Work to be completed:
Collect every line below that contains the word "Destination".

Dataset rows describing interfaces:

· · · ·

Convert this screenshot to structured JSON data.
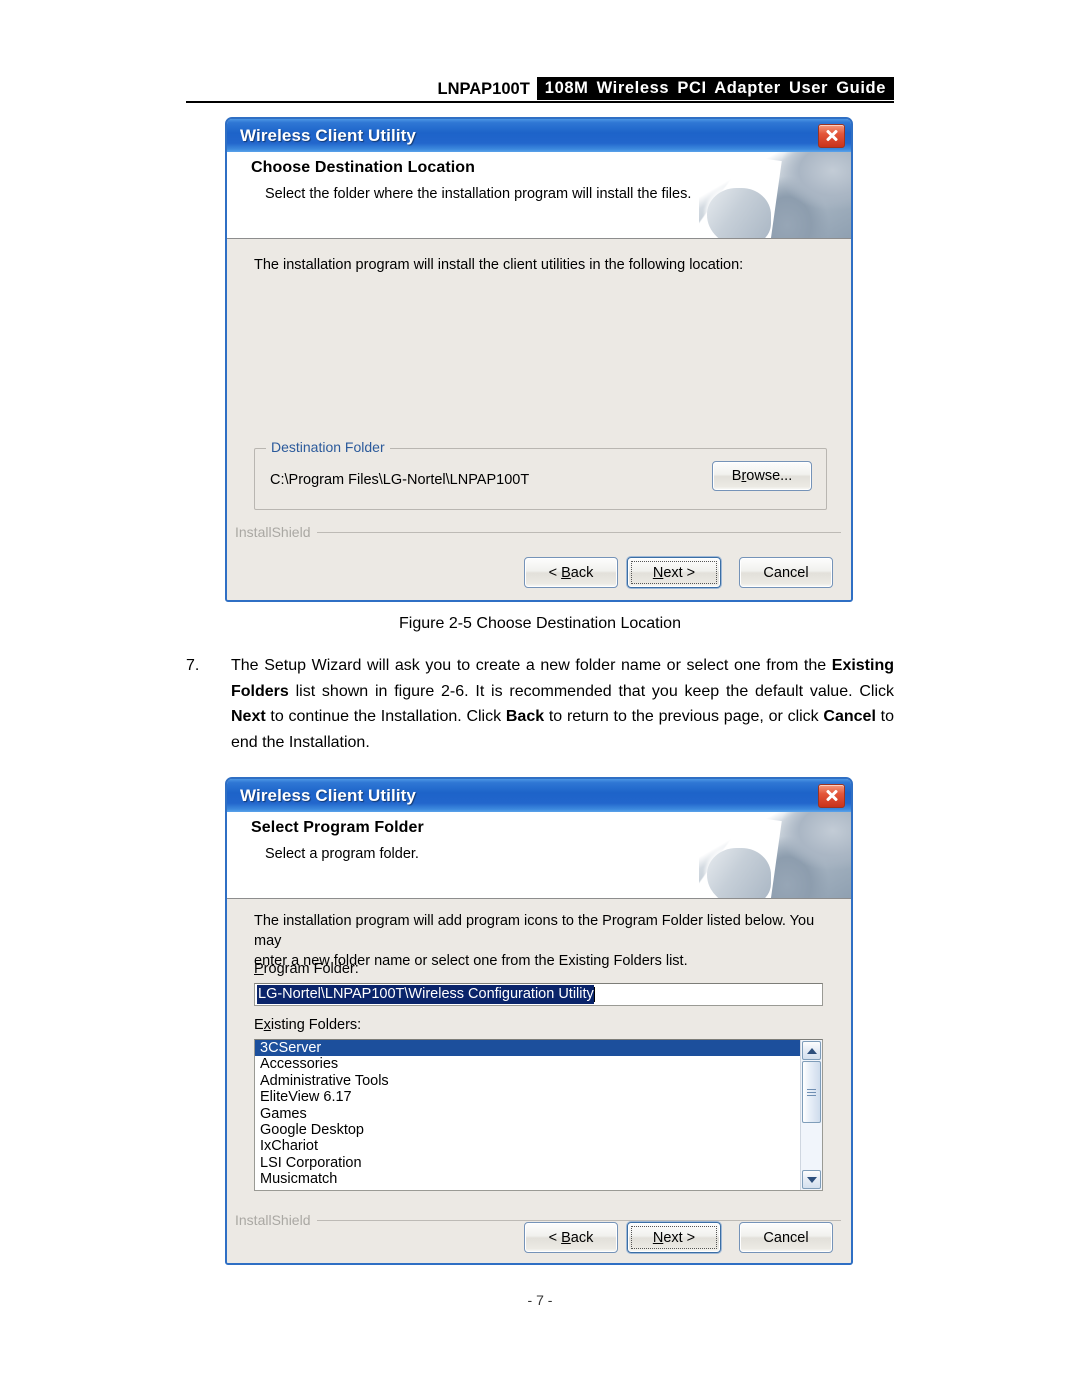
{
  "header": {
    "model": "LNPAP100T",
    "title": "108M Wireless PCI Adapter User Guide"
  },
  "dialog1": {
    "titlebar": "Wireless Client Utility",
    "close_icon": "close-icon",
    "banner_title": "Choose Destination Location",
    "banner_subtitle": "Select the folder where the installation program will install the files.",
    "body_text": "The installation program will install the client utilities in the following location:",
    "group_legend": "Destination Folder",
    "path_value": "C:\\Program Files\\LG-Nortel\\LNPAP100T",
    "browse_label_pre": "B",
    "browse_label_acc": "r",
    "browse_label_post": "owse...",
    "installshield": "InstallShield",
    "buttons": {
      "back_pre": "< ",
      "back_acc": "B",
      "back_post": "ack",
      "next_acc": "N",
      "next_post": "ext >",
      "cancel": "Cancel"
    }
  },
  "figure1": {
    "caption": "Figure 2-5   Choose Destination Location"
  },
  "step7": {
    "number": "7.",
    "t1": "The Setup Wizard will ask you to create a new folder name or select one from the ",
    "b1": "Existing Folders",
    "t2": " list shown in figure 2-6. It is recommended that you keep the default value. Click ",
    "b2": "Next",
    "t3": " to continue the Installation. Click ",
    "b3": "Back",
    "t4": " to return to the previous page, or click ",
    "b4": "Cancel",
    "t5": " to end the Installation."
  },
  "dialog2": {
    "titlebar": "Wireless Client Utility",
    "close_icon": "close-icon",
    "banner_title": "Select Program Folder",
    "banner_subtitle": "Select a program folder.",
    "body_text_line1": "The installation program will add program icons to the Program Folder listed below. You may",
    "body_text_line2_pre": "enter a new folder name or select one from the Existin",
    "body_text_line2_acc": "g",
    "body_text_line2_post": " Folders list.",
    "program_folder_label_acc": "P",
    "program_folder_label_post": "rogram Folder:",
    "program_folder_value": "LG-Nortel\\LNPAP100T\\Wireless Configuration Utility",
    "existing_folders_label_pre": "E",
    "existing_folders_label_acc": "x",
    "existing_folders_label_post": "isting Folders:",
    "existing_folders": [
      "3CServer",
      "Accessories",
      "Administrative Tools",
      "EliteView 6.17",
      "Games",
      "Google Desktop",
      "IxChariot",
      "LSI Corporation",
      "Musicmatch"
    ],
    "selected_folder_index": 0,
    "installshield": "InstallShield",
    "buttons": {
      "back_pre": "< ",
      "back_acc": "B",
      "back_post": "ack",
      "next_acc": "N",
      "next_post": "ext >",
      "cancel": "Cancel"
    }
  },
  "footer": {
    "page_number": "- 7 -"
  }
}
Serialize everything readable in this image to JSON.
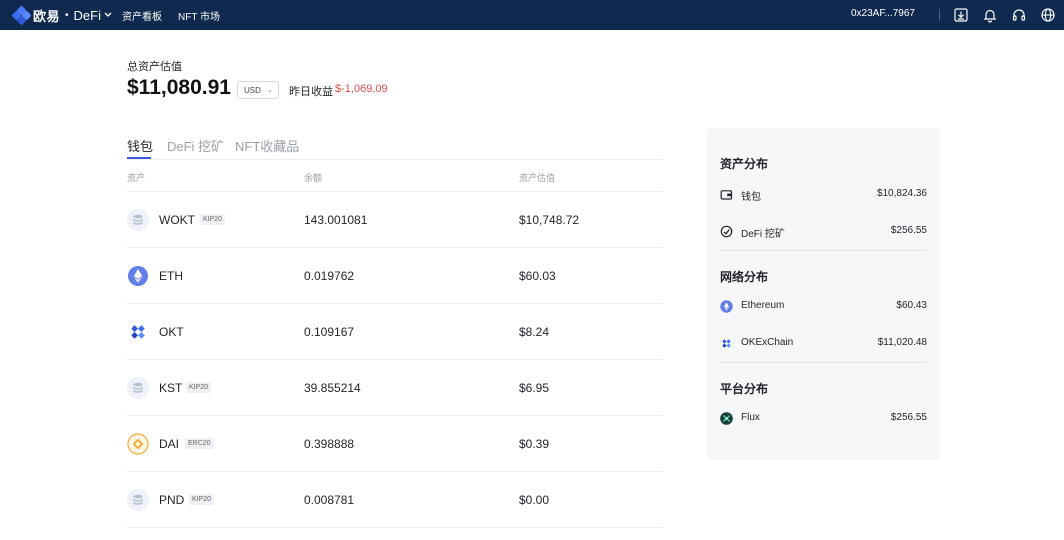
{
  "nav": {
    "brand": "欧易",
    "product": "DeFi",
    "links": [
      "资产看板",
      "NFT 市场"
    ],
    "address": "0x23AF...7967",
    "icons": [
      "download-icon",
      "bell-icon",
      "headset-icon",
      "globe-icon"
    ]
  },
  "summary": {
    "label": "总资产估值",
    "total": "$11,080.91",
    "currency": "USD",
    "yesterday_label": "昨日收益",
    "yesterday_value": "$-1,069.09"
  },
  "tabs": [
    {
      "label": "钱包",
      "active": true
    },
    {
      "label": "DeFi 挖矿",
      "active": false
    },
    {
      "label": "NFT收藏品",
      "active": false
    }
  ],
  "table": {
    "headers": [
      "资产",
      "余额",
      "资产估值"
    ],
    "rows": [
      {
        "symbol": "WOKT",
        "tag": "KIP20",
        "balance": "143.001081",
        "value": "$10,748.72",
        "icon": "token-stack-icon"
      },
      {
        "symbol": "ETH",
        "tag": "",
        "balance": "0.019762",
        "value": "$60.03",
        "icon": "ethereum-icon"
      },
      {
        "symbol": "OKT",
        "tag": "",
        "balance": "0.109167",
        "value": "$8.24",
        "icon": "okt-icon"
      },
      {
        "symbol": "KST",
        "tag": "KIP20",
        "balance": "39.855214",
        "value": "$6.95",
        "icon": "token-stack-icon"
      },
      {
        "symbol": "DAI",
        "tag": "ERC20",
        "balance": "0.398888",
        "value": "$0.39",
        "icon": "dai-icon"
      },
      {
        "symbol": "PND",
        "tag": "KIP20",
        "balance": "0.008781",
        "value": "$0.00",
        "icon": "token-stack-icon"
      }
    ]
  },
  "panel": {
    "asset_title": "资产分布",
    "asset_items": [
      {
        "label": "钱包",
        "value": "$10,824.36",
        "icon": "wallet-icon"
      },
      {
        "label": "DeFi 挖矿",
        "value": "$256.55",
        "icon": "gauge-icon"
      }
    ],
    "network_title": "网络分布",
    "network_items": [
      {
        "label": "Ethereum",
        "value": "$60.43",
        "icon": "ethereum-icon"
      },
      {
        "label": "OKExChain",
        "value": "$11,020.48",
        "icon": "okt-icon"
      }
    ],
    "platform_title": "平台分布",
    "platform_items": [
      {
        "label": "Flux",
        "value": "$256.55",
        "icon": "flux-icon"
      }
    ]
  },
  "colors": {
    "nav_bg": "#0f2a4e",
    "accent": "#3b5bdb",
    "loss": "#e04d4d",
    "panel_bg": "#f6f7f9"
  }
}
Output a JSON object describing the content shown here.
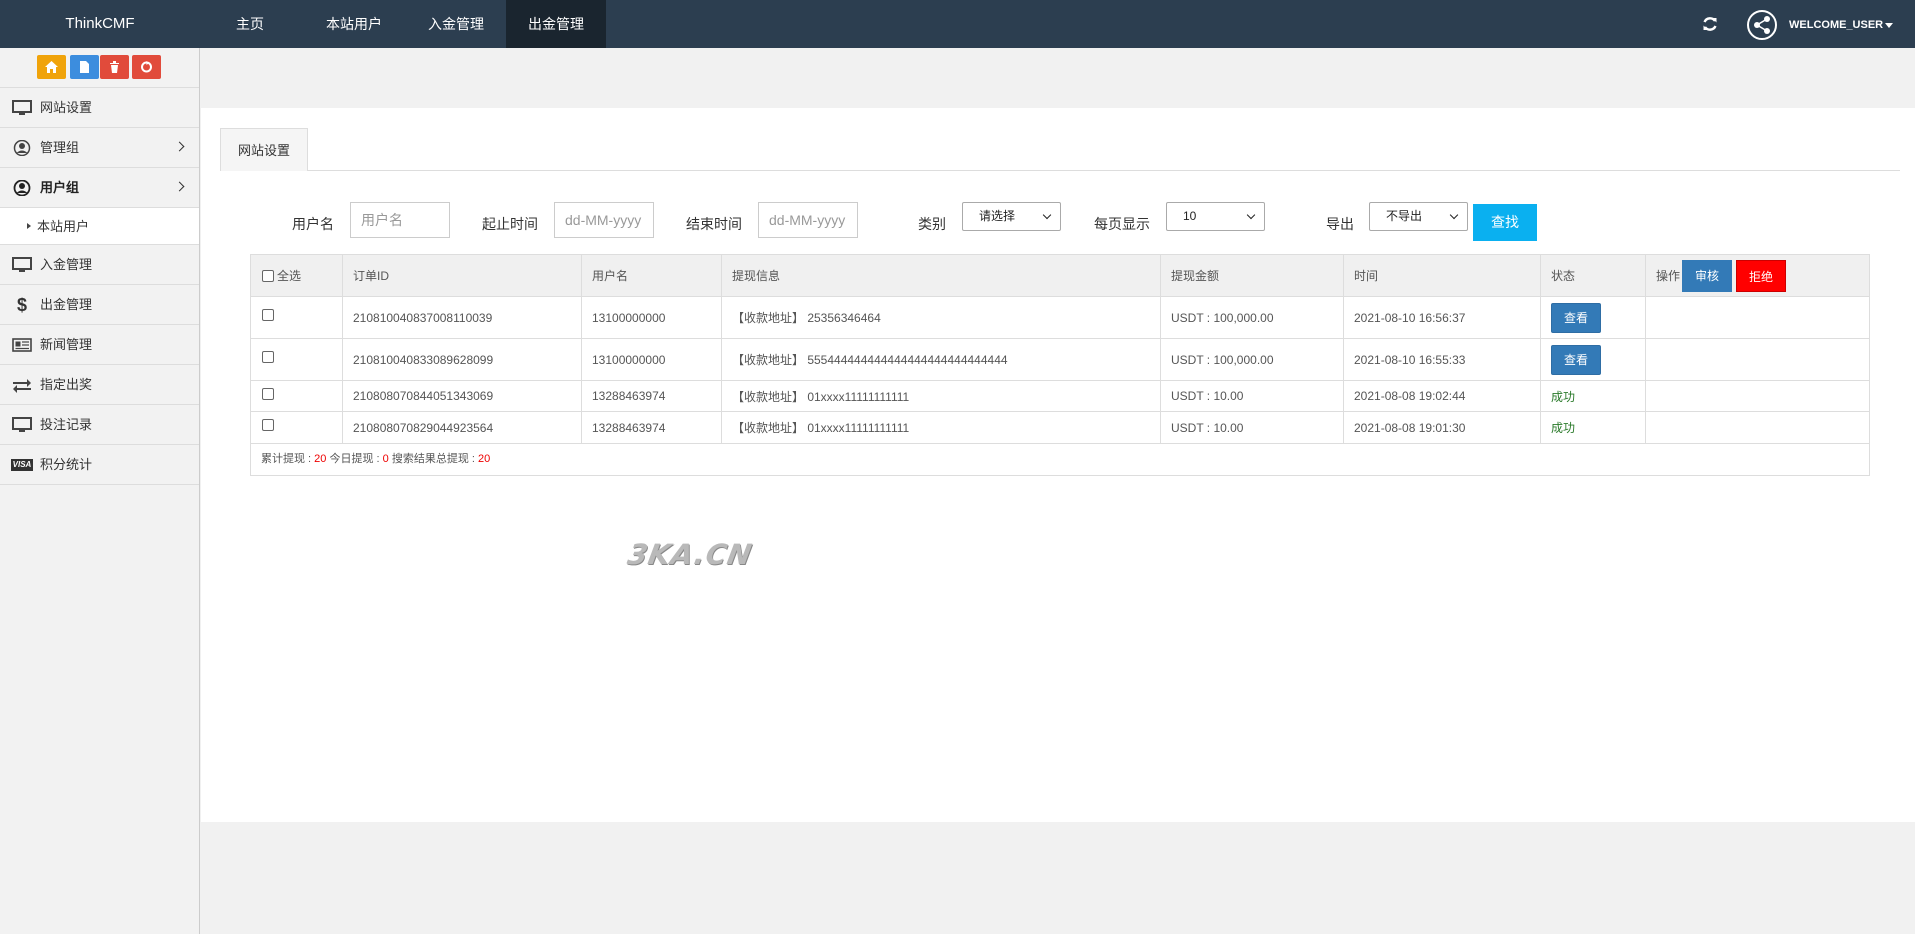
{
  "app": {
    "brand": "ThinkCMF",
    "user": "WELCOME_USER"
  },
  "nav": [
    {
      "label": "主页"
    },
    {
      "label": "本站用户"
    },
    {
      "label": "入金管理"
    },
    {
      "label": "出金管理"
    }
  ],
  "sidebar": {
    "shortcuts": [
      {
        "icon": "home-icon",
        "color": "#f0a30a"
      },
      {
        "icon": "file-icon",
        "color": "#3c8dde"
      },
      {
        "icon": "trash-icon",
        "color": "#e14b3b"
      },
      {
        "icon": "recycle-icon",
        "color": "#e14b3b"
      }
    ],
    "items": [
      {
        "label": "网站设置",
        "icon": "monitor-icon"
      },
      {
        "label": "管理组",
        "icon": "user-circle-icon"
      },
      {
        "label": "用户组",
        "icon": "user-icon"
      },
      {
        "label": "本站用户"
      },
      {
        "label": "入金管理",
        "icon": "monitor-icon"
      },
      {
        "label": "出金管理",
        "icon": "dollar-icon"
      },
      {
        "label": "新闻管理",
        "icon": "newspaper-icon"
      },
      {
        "label": "指定出奖",
        "icon": "exchange-icon"
      },
      {
        "label": "投注记录",
        "icon": "monitor-icon"
      },
      {
        "label": "积分统计",
        "icon": "visa-icon"
      }
    ]
  },
  "tab": {
    "label": "网站设置"
  },
  "filters": {
    "username_label": "用户名",
    "username_placeholder": "用户名",
    "start_label": "起止时间",
    "start_placeholder": "dd-MM-yyyy",
    "end_label": "结束时间",
    "end_placeholder": "dd-MM-yyyy",
    "type_label": "类别",
    "type_value": "请选择",
    "per_page_label": "每页显示",
    "per_page_value": "10",
    "export_label": "导出",
    "export_value": "不导出",
    "search_label": "查找"
  },
  "table": {
    "headers": {
      "select_all": "全选",
      "order_id": "订单ID",
      "username": "用户名",
      "withdraw_info": "提现信息",
      "amount": "提现金额",
      "time": "时间",
      "status": "状态",
      "action": "操作",
      "review": "审核",
      "reject": "拒绝"
    },
    "rows": [
      {
        "order_id": "210810040837008110039",
        "username": "13100000000",
        "info": "【收款地址】 25356346464",
        "amount": "USDT : 100,000.00",
        "time": "2021-08-10 16:56:37",
        "status": "查看"
      },
      {
        "order_id": "210810040833089628099",
        "username": "13100000000",
        "info": "【收款地址】 555444444444444444444444444444",
        "amount": "USDT : 100,000.00",
        "time": "2021-08-10 16:55:33",
        "status": "查看"
      },
      {
        "order_id": "210808070844051343069",
        "username": "13288463974",
        "info": "【收款地址】 01xxxx11111111111",
        "amount": "USDT : 10.00",
        "time": "2021-08-08 19:02:44",
        "status": "成功"
      },
      {
        "order_id": "210808070829044923564",
        "username": "13288463974",
        "info": "【收款地址】 01xxxx11111111111",
        "amount": "USDT : 10.00",
        "time": "2021-08-08 19:01:30",
        "status": "成功"
      }
    ],
    "summary": {
      "total_label": "累计提现 : ",
      "total_value": "20",
      "today_label": " 今日提现 : ",
      "today_value": "0",
      "search_total_label": " 搜索结果总提现 : ",
      "search_total_value": "20"
    }
  },
  "watermark": "3KA.CN"
}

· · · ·

Your solution:
    "banner_title": "Choose Destination Location",
    "group_legend": "Destination Folder",
    "caption": "Figure 2-5   Choose Destination Location"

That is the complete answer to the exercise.